    The light on the drive enclosure comes on but Windows7 64 doesn't even acknowledge that a new USB device has been plugged in.
    In Disk Management it doesn't show up either.

    I tried all 4 USB ports with the same result.

    I don't know how I can initialize and partition it if I can't get W7 to even acknowledge its presence.

    Any assistance would definately make my day.

  11. madjarov42 said:

    Had the same problem and felt like a moron when I figured out that it was being caused by a faulty USB cable. Used a different cable and everything was tip-top.

    Don't think this is relevant, but here's the technical stuff for anyone with nothing better to do than read them:

    WD 250GB 3.5" Caviar Blue SATA (brand new)
    Win 7 Pro 32-bit

    Hope this helps.

    YES it DID !!!
  12. For those that stumble here in an attempt to find a solution with their favorite search engine. Here are some of the things that you could try to TRULY find if this is an issue with a drive or just the NEW DRIVE CONFIGURATION issues that Microsoft has not addressed. Yes, drives store configurations. Your friendly COMMAND LINE tool to the rescue: DISKPART

    Open a command prompt with ELEVATED privilege (Administrator)

    So, if you do this and get ANY errors, the drive is BAD... RMA. Otherwise, you can clean up all your drives (Most cases for RAID PURPOSES)
    and then REBUILD your RAID and or attempt to INITIALIZE your drive again.

  13. I've been having the same problem, I've found some solutions. I had to Format 50+ HDDs at my work, sizes ranged from 5Gb to 500GB HDDs. both IDEs and Sata, some SCSI as well.

    most of the time, "Disk Management" would tell me to initialize the disk, and then it would say "Disk not ready". after hours of playing around, the best solution that worked for me was to use a different port. Certain ports cache some memory so that it doesnt need to reinstall/reset certain preferences. an example would be a USB Audio card. I have certain EQs that I set up for the card when it's plugged into a certain port. If I plug the USB Audio card into a different port, all the settings change to default. its like preference profiles based on a USB port.

    I dont know why it works like this, but it does.

    Same thing goes with USB Hard Drive adapters. certain USB ports wont initialize the disk correctly, certain USB ports might.

    (ALSO, if you are using an HP computer, I've noticed that HP computers in general do not recognize certain hard drives.

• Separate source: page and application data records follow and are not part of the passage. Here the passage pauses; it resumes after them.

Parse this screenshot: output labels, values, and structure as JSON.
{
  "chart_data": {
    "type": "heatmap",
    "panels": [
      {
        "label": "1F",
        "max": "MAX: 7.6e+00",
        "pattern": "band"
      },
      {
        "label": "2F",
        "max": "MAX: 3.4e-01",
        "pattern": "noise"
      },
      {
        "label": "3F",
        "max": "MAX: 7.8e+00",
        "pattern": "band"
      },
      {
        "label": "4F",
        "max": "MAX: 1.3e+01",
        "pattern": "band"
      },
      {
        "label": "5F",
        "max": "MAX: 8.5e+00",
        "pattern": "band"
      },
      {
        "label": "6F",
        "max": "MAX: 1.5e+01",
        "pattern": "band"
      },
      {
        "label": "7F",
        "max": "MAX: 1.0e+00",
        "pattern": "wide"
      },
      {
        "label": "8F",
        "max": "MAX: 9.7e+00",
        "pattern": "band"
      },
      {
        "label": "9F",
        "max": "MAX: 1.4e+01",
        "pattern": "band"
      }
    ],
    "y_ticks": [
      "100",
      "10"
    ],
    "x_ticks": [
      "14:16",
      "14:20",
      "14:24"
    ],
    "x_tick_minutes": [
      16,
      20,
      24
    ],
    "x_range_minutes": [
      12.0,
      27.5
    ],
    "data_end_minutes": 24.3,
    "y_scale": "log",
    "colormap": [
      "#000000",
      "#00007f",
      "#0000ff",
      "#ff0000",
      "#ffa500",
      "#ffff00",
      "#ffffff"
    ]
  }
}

Its hard to find an explanation why, but after testing a few Hitachi External Hard drives on Multiple HP Desktops/Laptops, none of those computer recognized the hard drive, until I tried it on an ASUS and Dell PC. I do not know why it does this, but it just does. i've tried to find answers but with no luck.)

  14. My case was disk not initialized issue, but there is no disk space shown.

    1. Turn off the computer (my Win 10).
    2. Disconnect the data and power cables from the problematic drive.
    3. Remove the CMOS battery for ten more seconds.
    4. Insert the CMOS battery.
    5. Turn on the computer.
    6. Shut down your computer.
    7. Connect data and power cable of problematic drive.
    8. Start the computer.
    That's it.
Ask a new question

Read More

Hard Drives External Hard Drive Storage